### Description of the task:
All the lines below need retyping exactly, apart from the images.

Excerpts from an interface dataset

□ □ □ □ □

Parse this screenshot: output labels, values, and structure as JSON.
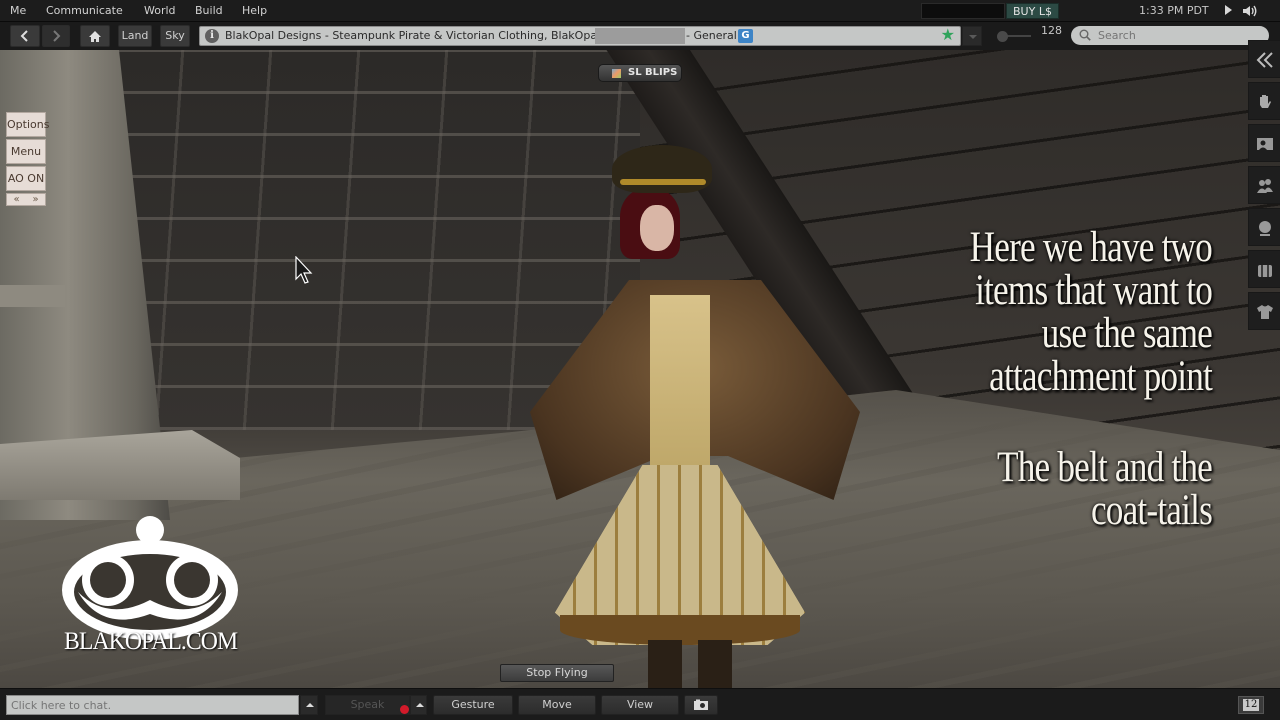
{
  "menubar": {
    "items": [
      "Me",
      "Communicate",
      "World",
      "Build",
      "Help"
    ],
    "buy_label": "BUY L$",
    "clock": "1:33 PM PDT"
  },
  "navbar": {
    "back_icon": "chevron-left-icon",
    "forward_icon": "chevron-right-icon",
    "home_icon": "home-icon",
    "land_label": "Land",
    "sky_label": "Sky",
    "location": {
      "text_before": "BlakOpal Designs - Steampunk Pirate & Victorian Clothing, BlakOpal",
      "text_after": "- General",
      "rating_badge": "G",
      "favorite_icon": "star-icon"
    },
    "draw_distance": "128",
    "search": {
      "placeholder": "Search",
      "value": ""
    }
  },
  "viewport": {
    "sl_blips_label": "SL BLIPS",
    "hud": {
      "options_label": "Options",
      "menu_label": "Menu",
      "ao_label": "AO ON",
      "prev_label": "«",
      "next_label": "»"
    },
    "caption": {
      "lines_1": [
        "Here we have two",
        "items that want to",
        "use the same",
        "attachment point"
      ],
      "lines_2": [
        "The belt and the",
        "coat-tails"
      ]
    },
    "logo_text": "BLAKOPAL.COM",
    "stop_flying_label": "Stop Flying"
  },
  "sidebar": {
    "items": [
      {
        "name": "collapse",
        "icon": "double-chevron-left-icon"
      },
      {
        "name": "home",
        "icon": "hand-icon"
      },
      {
        "name": "me",
        "icon": "profile-card-icon"
      },
      {
        "name": "people",
        "icon": "people-icon"
      },
      {
        "name": "places",
        "icon": "globe-icon"
      },
      {
        "name": "inventory",
        "icon": "suitcase-icon"
      },
      {
        "name": "appearance",
        "icon": "shirt-icon"
      }
    ]
  },
  "bottombar": {
    "chat_placeholder": "Click here to chat.",
    "chat_value": "",
    "speak_label": "Speak",
    "gesture_label": "Gesture",
    "move_label": "Move",
    "view_label": "View",
    "snapshot_icon": "camera-icon",
    "notification_count": "12"
  }
}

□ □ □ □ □

### Answer to the exercise:
Parse this screenshot: output labels, values, and structure as JSON.
{
  "menubar": {
    "items": [
      "Me",
      "Communicate",
      "World",
      "Build",
      "Help"
    ],
    "buy_label": "BUY L$",
    "clock": "1:33 PM PDT"
  },
  "navbar": {
    "back_icon": "chevron-left-icon",
    "forward_icon": "chevron-right-icon",
    "home_icon": "home-icon",
    "land_label": "Land",
    "sky_label": "Sky",
    "location": {
      "text_before": "BlakOpal Designs - Steampunk Pirate & Victorian Clothing, BlakOpal",
      "text_after": "- General",
      "rating_badge": "G",
      "favorite_icon": "star-icon"
    },
    "draw_distance": "128",
    "search": {
      "placeholder": "Search",
      "value": ""
    }
  },
  "viewport": {
    "sl_blips_label": "SL BLIPS",
    "hud": {
      "options_label": "Options",
      "menu_label": "Menu",
      "ao_label": "AO ON",
      "prev_label": "«",
      "next_label": "»"
    },
    "caption": {
      "lines_1": [
        "Here we have two",
        "items that want to",
        "use the same",
        "attachment point"
      ],
      "lines_2": [
        "The belt and the",
        "coat-tails"
      ]
    },
    "logo_text": "BLAKOPAL.COM",
    "stop_flying_label": "Stop Flying"
  },
  "sidebar": {
    "items": [
      {
        "name": "collapse",
        "icon": "double-chevron-left-icon"
      },
      {
        "name": "home",
        "icon": "hand-icon"
      },
      {
        "name": "me",
        "icon": "profile-card-icon"
      },
      {
        "name": "people",
        "icon": "people-icon"
      },
      {
        "name": "places",
        "icon": "globe-icon"
      },
      {
        "name": "inventory",
        "icon": "suitcase-icon"
      },
      {
        "name": "appearance",
        "icon": "shirt-icon"
      }
    ]
  },
  "bottombar": {
    "chat_placeholder": "Click here to chat.",
    "chat_value": "",
    "speak_label": "Speak",
    "gesture_label": "Gesture",
    "move_label": "Move",
    "view_label": "View",
    "snapshot_icon": "camera-icon",
    "notification_count": "12"
  }
}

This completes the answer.